“Have you ever heard of a man named William Cates?”
Minnie lifted one penciled-in eyebrow. “Name sounds familiar. Who is he?”
After Sunshine secured the last piece of tape, Brant leaned forward. “My great-grandfather. Supposedly he was shot here.”
Baby sucked in her breath. “You shot his grandfather, Minnie?”
Minnie held up her hands, the cigarette dangling from her lip. “Don’t look at me. I’ve only shot three men in my life—that sneaky bastard who took off with our best silver, that writer who stole our stories and never gave us a cent, and Branston here.” She looked at Brant. “When did this shootin’ take place?”
She snorted. “Lots of folks got shot back then—thus the name the Wild West.” She took another drag of her cigarette. “Is that what you’re doing here? Searching for a bit of family history?” Her eyes narrowed. “Or is it revenge that you’re after?”
The woman was perceptive. He’d give her that. Brant wanted revenge. He wanted someone or something to blame for the death that followed him like the vulture that still circled the sky. Except looking at the three old women, he realized that he wouldn’t find it here.
And maybe he wouldn’t find it at all. But that didn’t mean he would stop trying. Looking for answers about the Cates Curse was the only thing that kept him from insanity.
That and his family.
The thought of his family reminded him about his brother’s wedding. He started to get to his feet, but a wave of dizziness had him falling back in the chair.
“Feelin’ a little light-headed, are you, honey?” Minnie asked. At least, he thought it was Minnie. He was having trouble focusing. In fact, everything suddenly seemed a little fuzzy and surreal.
A hand slipped over his pectoral muscle. “So are we going to keep him, Minnie?”
Keep him? Brant pushed himself up from the chair. The ground rocked more than the deck of the fishing boat he and his brothers had rented earlier that summer.
There was a husky chuckle. “It looks like it, Sunshine. Now quit mauling him and help Baby get him upstairs.”
Brant started to say that he wasn’t staying, but his mouth wouldn’t form the words. He took a step forward and stumbled. Two arms slipped around his waist and steadied him before he was guided through the front door. From that point on, everything became a jumbled blur. A ride in an elevator. A long hallway. A soft bed with slick sheets that smelled of lilacs.
When he hit the bed, he rolled to his back and tried to focus. A woman appeared. A woman with amber eyes and piles of wavy blond hair. She floated above him, the hint of a smile on her lips.
Brant recognized her immediately, and his eyes closed.
“We shouldn’t have drugged him,” Baby whispered as she leaned closer and studied the man, who was out cold. “I bet he wouldn’t have pressed charges if we had asked real nice.”
“We couldn’t chance it,” Minnie said. “Besides, this man ain’t just here for information. He’s after something. I just haven’t figured out what yet.”
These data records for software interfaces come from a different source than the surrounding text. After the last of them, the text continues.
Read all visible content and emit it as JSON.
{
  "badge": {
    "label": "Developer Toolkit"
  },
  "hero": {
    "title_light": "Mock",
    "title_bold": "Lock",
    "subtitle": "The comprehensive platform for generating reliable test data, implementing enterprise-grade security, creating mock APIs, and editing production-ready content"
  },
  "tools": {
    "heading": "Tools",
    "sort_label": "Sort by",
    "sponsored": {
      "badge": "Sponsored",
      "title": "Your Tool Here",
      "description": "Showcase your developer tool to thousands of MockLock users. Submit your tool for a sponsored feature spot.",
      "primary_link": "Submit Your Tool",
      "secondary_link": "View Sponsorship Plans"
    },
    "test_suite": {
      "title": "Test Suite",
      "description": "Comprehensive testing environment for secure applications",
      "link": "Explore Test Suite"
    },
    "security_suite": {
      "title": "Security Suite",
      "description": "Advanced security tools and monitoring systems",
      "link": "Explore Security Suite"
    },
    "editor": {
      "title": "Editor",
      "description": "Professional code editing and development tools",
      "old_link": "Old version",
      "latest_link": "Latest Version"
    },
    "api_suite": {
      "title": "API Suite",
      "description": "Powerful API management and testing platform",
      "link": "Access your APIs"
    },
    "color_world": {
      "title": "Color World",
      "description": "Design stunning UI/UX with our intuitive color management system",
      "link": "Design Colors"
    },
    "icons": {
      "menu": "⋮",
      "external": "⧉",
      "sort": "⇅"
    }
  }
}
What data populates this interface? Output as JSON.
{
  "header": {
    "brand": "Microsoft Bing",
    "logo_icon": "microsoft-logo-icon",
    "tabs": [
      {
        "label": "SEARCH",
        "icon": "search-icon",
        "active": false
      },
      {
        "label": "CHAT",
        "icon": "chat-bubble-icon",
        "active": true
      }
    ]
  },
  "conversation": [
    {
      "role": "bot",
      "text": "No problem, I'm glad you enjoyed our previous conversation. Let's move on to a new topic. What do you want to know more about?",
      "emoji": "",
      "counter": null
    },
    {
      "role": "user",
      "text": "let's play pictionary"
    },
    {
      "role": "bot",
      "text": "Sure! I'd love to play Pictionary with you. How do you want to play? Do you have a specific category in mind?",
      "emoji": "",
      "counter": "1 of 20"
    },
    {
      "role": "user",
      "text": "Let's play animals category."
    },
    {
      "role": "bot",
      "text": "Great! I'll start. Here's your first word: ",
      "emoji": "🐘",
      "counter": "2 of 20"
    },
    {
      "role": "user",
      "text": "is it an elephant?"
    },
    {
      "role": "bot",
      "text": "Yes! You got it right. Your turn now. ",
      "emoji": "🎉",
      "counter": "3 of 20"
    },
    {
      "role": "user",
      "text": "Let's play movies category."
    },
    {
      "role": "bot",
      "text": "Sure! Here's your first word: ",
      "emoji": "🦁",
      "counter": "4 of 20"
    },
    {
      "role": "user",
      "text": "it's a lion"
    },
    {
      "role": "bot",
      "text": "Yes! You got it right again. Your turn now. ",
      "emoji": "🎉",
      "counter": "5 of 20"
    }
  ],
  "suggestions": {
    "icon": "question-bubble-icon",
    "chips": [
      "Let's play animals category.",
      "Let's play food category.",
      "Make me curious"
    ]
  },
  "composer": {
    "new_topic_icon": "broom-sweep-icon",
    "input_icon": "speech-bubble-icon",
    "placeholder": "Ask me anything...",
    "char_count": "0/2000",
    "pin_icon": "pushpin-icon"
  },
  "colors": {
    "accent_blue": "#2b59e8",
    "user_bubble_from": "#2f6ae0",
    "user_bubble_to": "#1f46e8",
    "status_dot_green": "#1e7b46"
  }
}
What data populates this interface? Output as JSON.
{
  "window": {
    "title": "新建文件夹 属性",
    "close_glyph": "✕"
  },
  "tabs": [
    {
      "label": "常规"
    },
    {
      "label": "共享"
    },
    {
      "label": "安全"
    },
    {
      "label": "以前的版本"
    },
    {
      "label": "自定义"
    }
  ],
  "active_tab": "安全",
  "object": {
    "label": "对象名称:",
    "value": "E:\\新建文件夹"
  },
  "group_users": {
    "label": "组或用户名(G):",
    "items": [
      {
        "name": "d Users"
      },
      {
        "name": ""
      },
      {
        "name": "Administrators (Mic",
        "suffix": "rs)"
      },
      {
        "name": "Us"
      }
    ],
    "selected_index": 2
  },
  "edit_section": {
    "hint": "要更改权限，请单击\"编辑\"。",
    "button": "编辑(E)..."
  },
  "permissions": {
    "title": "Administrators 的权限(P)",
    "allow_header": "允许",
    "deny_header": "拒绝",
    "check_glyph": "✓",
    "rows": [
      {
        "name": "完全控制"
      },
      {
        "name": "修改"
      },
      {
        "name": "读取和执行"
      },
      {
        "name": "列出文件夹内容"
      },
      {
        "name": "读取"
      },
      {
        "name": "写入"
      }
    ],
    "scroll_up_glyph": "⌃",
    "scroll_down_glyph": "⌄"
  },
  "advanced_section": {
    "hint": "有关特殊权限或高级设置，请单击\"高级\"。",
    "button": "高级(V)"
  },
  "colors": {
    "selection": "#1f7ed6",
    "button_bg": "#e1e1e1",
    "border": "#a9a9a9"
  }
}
Sunshine reached out and smoothed the dark strands of hair from his forehead. “Maybe he’s like everyone else and just wants a little love.”
“He doesn’t look like he wants love to me,” Baby said. “He looks mean. And I bet he’s going to be real mad when he wakes up.”
Minnie chuckled and took a puff of her cigarette. “Now, I doubt that, Baby. There isn’t a man alive who walks out of Miss Hattie’s without a smile on his face.”